Right up until the first time your business' internet connection gets cut by Bob the Builder digging before dialing, and your entire business grinds to a halt because everything is now just in the cloud someone else's data centre.
yup true, datacentres are all well and good, but we still have a tape unit and a few servers in the building, handy for when the main Syd-Can link goes down and then the secondary link starts running like a turd, like exactly what happened last month and lasted over a week.
as long as you are thinking about all these factors you are doing better than 80% of the dodgy local IT people around the country.
HPES do try, sometimes I wonder if the problems they have are caused by absorbing EDS.
It wasn't that long ago that the entire Northern Territory was cut off from communications with the rest of Australia either...

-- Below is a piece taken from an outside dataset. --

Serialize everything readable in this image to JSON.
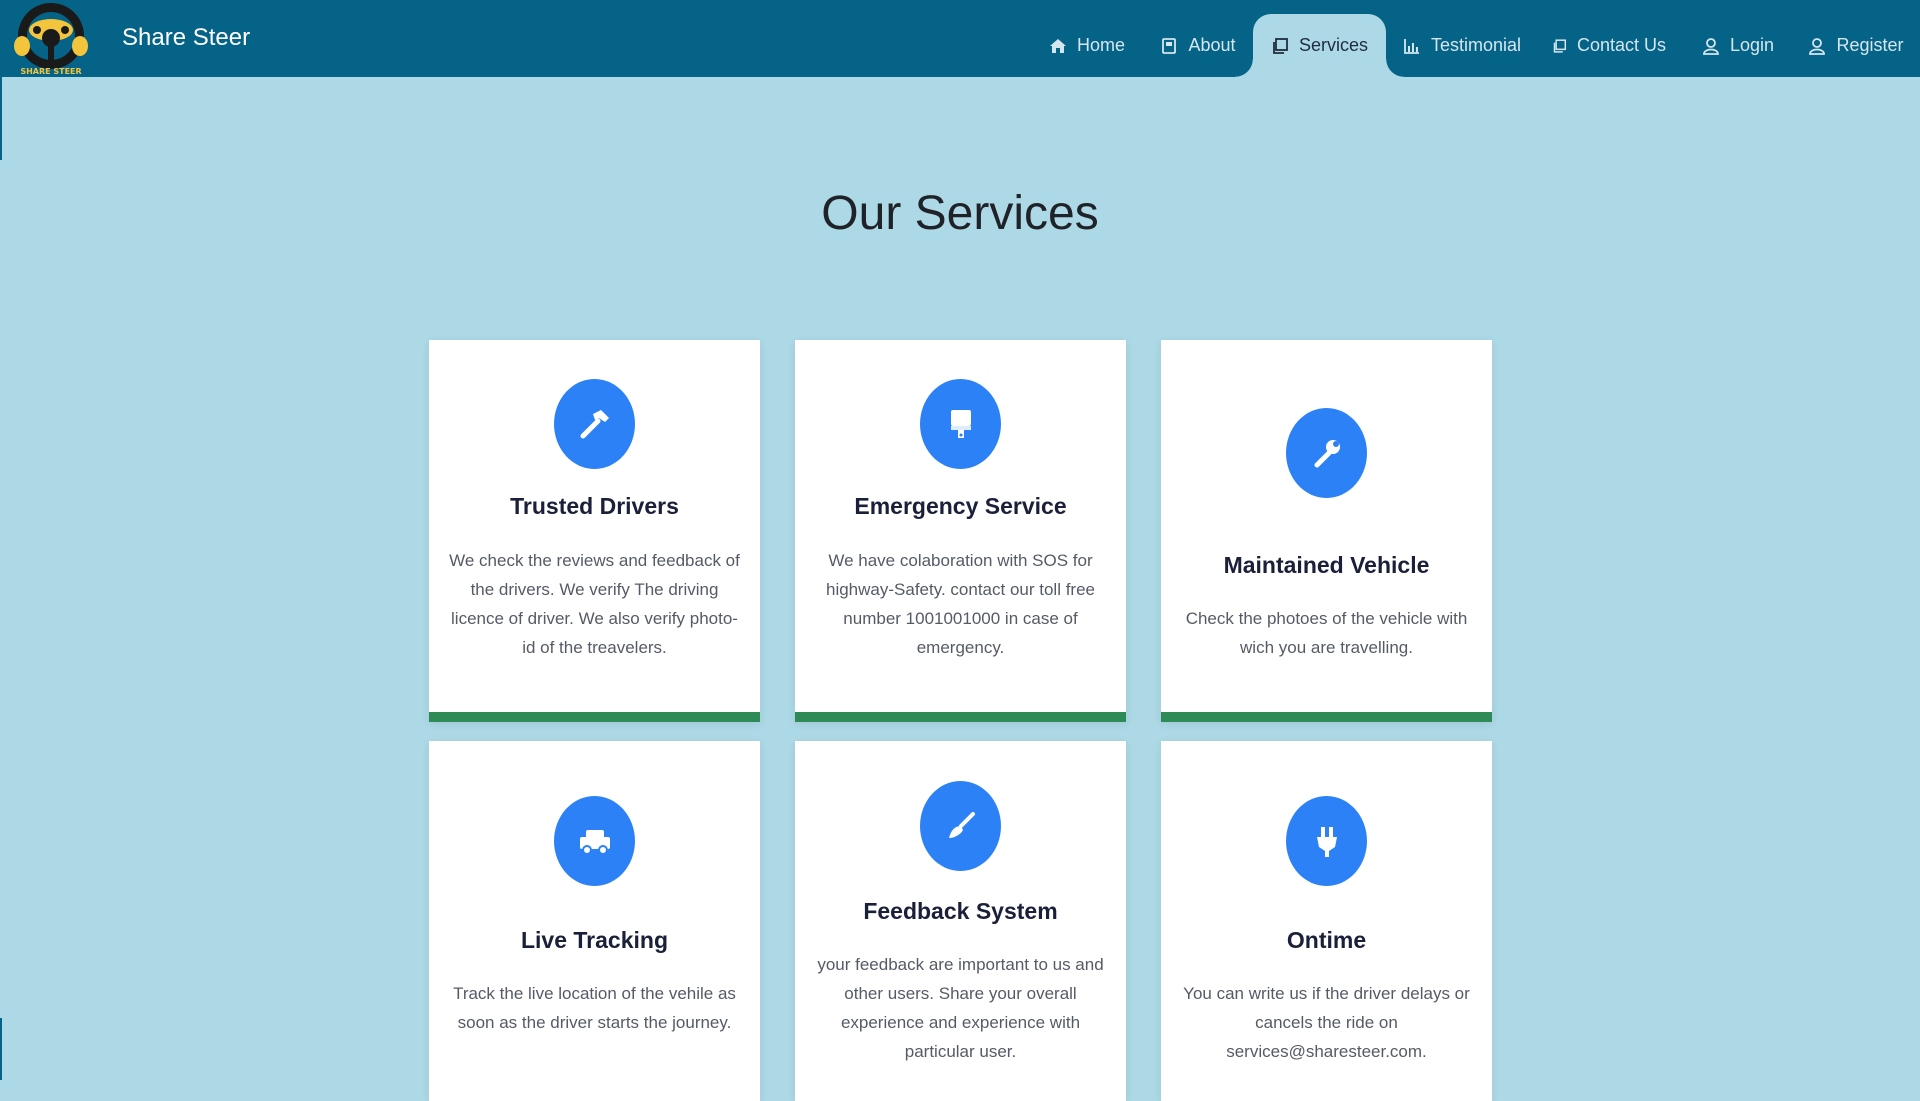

No no no no. You can get reduced time on infrastructure management but in 90% of the time you won't save money. If you move to the cloud expecting to save money, you'll be in for a rude shock.
This is a false fallacy too. It's only applicable if you're thin client based or some form of remote app, and even then there's more chance of internal failure than there is remote issues. If you have local infrastructure which is "critical" then the same risks apply to "cloud" based systems.
We're 95% "cloud" based for our company, and thanks to the NBN (more failures on fibre than the DSL and midband ethernet) we've reverted to 4GX or similar 7 times this year. Zero productivity loss, especially with a router which can auto cutover. Bigger companies could easily afford redundant internet access via two different means. Meanwhile, we haven't lost connectivity to our DC for more than an hour in well over 6 years.
If the trucks can swim it will be helpful. If they can't... well its going to take a while to ship them over the ocean.
You repeat yourself because you don't read. When a natural disaster takes out their site.. computers don't matter. For all other scenarios where the site still functions, what do they do? Try looking at the link, and realising that they aren't hosting pictures of cats for people to look at. They are internally servicing people. When the links don't work, they still need to work. How will you fix that for them? (I used them because it seemed like a really simple example... obviously not simple enough).
Having it offline would be a little smarter wouldn't it? But now you are referencing SEC standards, so I think the discussion is done.. your just doing the google on 'computer stuff' and posting links.